One of Charles Dickens’s most critically admired novels, this story of a monumental and life-consuming court case features one of his most vast and varied casts of colorful characters.
In Bleak House, competing claims of love and inheritance—complicated by murder—have given rise to a costly and decades-long legal battle that one litigant refers to as “the family curse.” The insidious London fog that rises from the river Thames and seeps into the very bones of the characters symbolizes the pervasive corruption of the legal system and the society that supports it, targets of Dickens’s satirical wrath. Displaying Dickens’s familiar panoramic sweep and brilliant characters—including the mysterious orphan Esther Summerson, her gentle guardian John Jarndyce, the haughty Lady Dedlock, and the scheming lawyer Mr. Tulkinghorn—the novel is also a bold experimental narrative that unforgettably dramatizes our most basic human conflicts.
About the Author
Arguably one of the greatest writers of the Victorian era, Charles Dickens is the author of such literary masterpieces as A Tale of Two Cities (1859), A Christmas Carol (1843), David Copperfield (1850), and The Adventures of Oliver Twist (1839), among many others. Dickens' s indelible characters and timeless stories continue to resonate with readers around the world more than 130 years after his death. Dickens was born in 1812 and died in 1870.

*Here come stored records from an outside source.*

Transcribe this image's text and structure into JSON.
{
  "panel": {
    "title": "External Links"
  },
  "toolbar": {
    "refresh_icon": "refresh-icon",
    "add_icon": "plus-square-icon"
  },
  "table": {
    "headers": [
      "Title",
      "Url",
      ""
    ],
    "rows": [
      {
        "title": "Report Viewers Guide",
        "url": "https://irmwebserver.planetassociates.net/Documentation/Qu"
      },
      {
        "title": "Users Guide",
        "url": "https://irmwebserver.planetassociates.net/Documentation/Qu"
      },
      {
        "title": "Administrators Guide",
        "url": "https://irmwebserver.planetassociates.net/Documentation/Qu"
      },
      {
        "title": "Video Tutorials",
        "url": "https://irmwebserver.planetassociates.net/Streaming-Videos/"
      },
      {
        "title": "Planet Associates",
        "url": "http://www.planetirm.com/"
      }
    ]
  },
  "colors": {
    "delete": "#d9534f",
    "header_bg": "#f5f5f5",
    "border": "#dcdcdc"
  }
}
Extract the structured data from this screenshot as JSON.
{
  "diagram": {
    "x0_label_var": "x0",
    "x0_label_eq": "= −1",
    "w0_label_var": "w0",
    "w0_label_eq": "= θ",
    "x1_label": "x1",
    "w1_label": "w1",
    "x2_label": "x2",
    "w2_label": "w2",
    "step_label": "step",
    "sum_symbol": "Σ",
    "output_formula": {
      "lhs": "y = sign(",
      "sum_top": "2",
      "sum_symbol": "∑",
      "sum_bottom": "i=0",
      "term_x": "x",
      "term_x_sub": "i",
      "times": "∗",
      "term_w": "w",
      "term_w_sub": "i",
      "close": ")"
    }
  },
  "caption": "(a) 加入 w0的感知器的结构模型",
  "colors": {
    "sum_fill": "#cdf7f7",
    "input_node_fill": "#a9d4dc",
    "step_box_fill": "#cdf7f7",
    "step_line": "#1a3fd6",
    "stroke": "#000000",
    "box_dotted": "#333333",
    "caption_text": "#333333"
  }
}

“His best novel. . . . When Dickens wrote Bleak House he had grown up.” —G. K. Chesterton